Finally, I had some food my sister cooked. She suffers greatly from severe depression, and here she was, caring for me. I should have been there for her and comforting her in her time of need, and I feel guilty that she took care of me.
I should have gone into a detox. It never occurred to me at the time. I probably needed some medicine to stop the shakes in my body, and my hands were shaking too. I remember craving a drink, but I got up the courage and poured the booze down the kitchen sink. I was done! The alcohol kicked my ass. Getting in the shower was hard.
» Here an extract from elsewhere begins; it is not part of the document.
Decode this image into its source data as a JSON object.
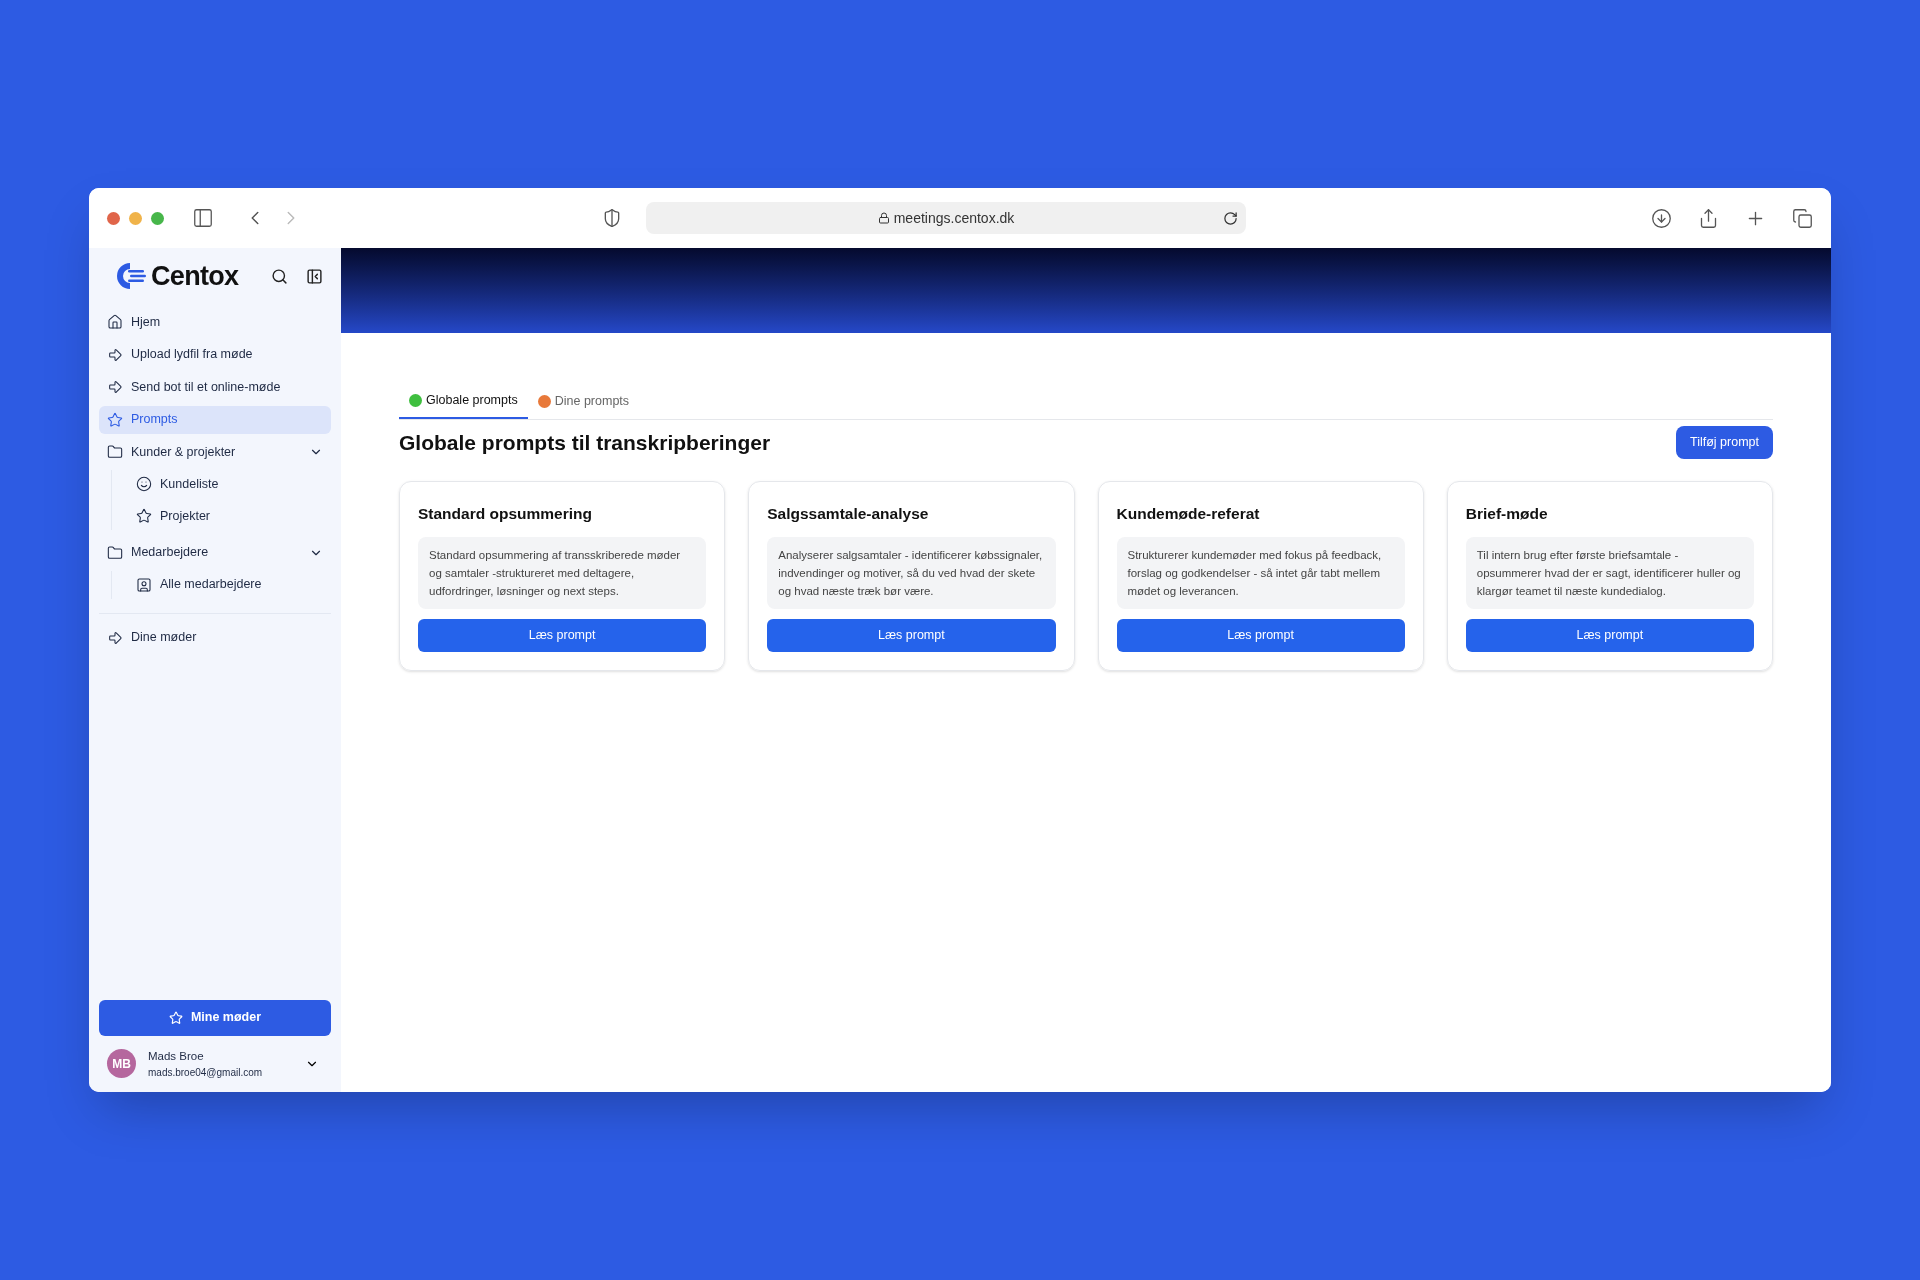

I refused to call any of my sohba sistas and brothers in the fellowship. The shame of drinking stopped me from calling anyone.
I remember writing to you, Jesus asking for help. It writes: “Dear God and Jesus, please breathe life into my broken heart. I love you, dear God and Jesus. You are my savior” I didn’t think that you, Jesus, would hear my cry for help. Because I never asked you for help before. I thought you abandoned me long ago when I was a child.
I got sohba on October 11 is my sohba date. I was still sick, and my sohba girlfriends went to Salem, Massachusetts, for Halloween. It’s a big deal, and we have fun! I didn’t have a costume and could not go to Salem because I was still not feeling well. My sister Sunflower Susan, Joanne, and Susan, our neighbor, went to Salem and had a phenomenal time.
Thinking about the past reminds me that I’m a sick alcoholic, and if I drink again, I’ll end up dead somewhere. That’s how powerful this disease is. So many of us go out one more time to drink, and some never make it back to the fellowship. They die out there with no loved ones around them. I almost died once. The disease of alcoholism has killed so many of my sohba sista’s and brothers since I’ve been around the fellowship.
You, Jesus, saved me from destroying my life completely. You gave me the strength to face my friends. They welcomed me back to the fellowship, and I renewed my membership at Club 24 in Malden, a sohba club. I had to face the fact that alcohol beat me up like I was in a boxing ring. Every time I drank alcohol, I’d get knocked out. I also realized that I had to surrender to this illness and desperately needed the fellowship.
The people in the fellowship care about your well-being. They asked how I was, and I told them the truth: I was coming back to meetings. I’m just one of the lucky ones that made it back to the fellowship. To drink is to die for me. I know I can’t drink one day at a time. Thank you, sweet Jesus, for saving my life. I love you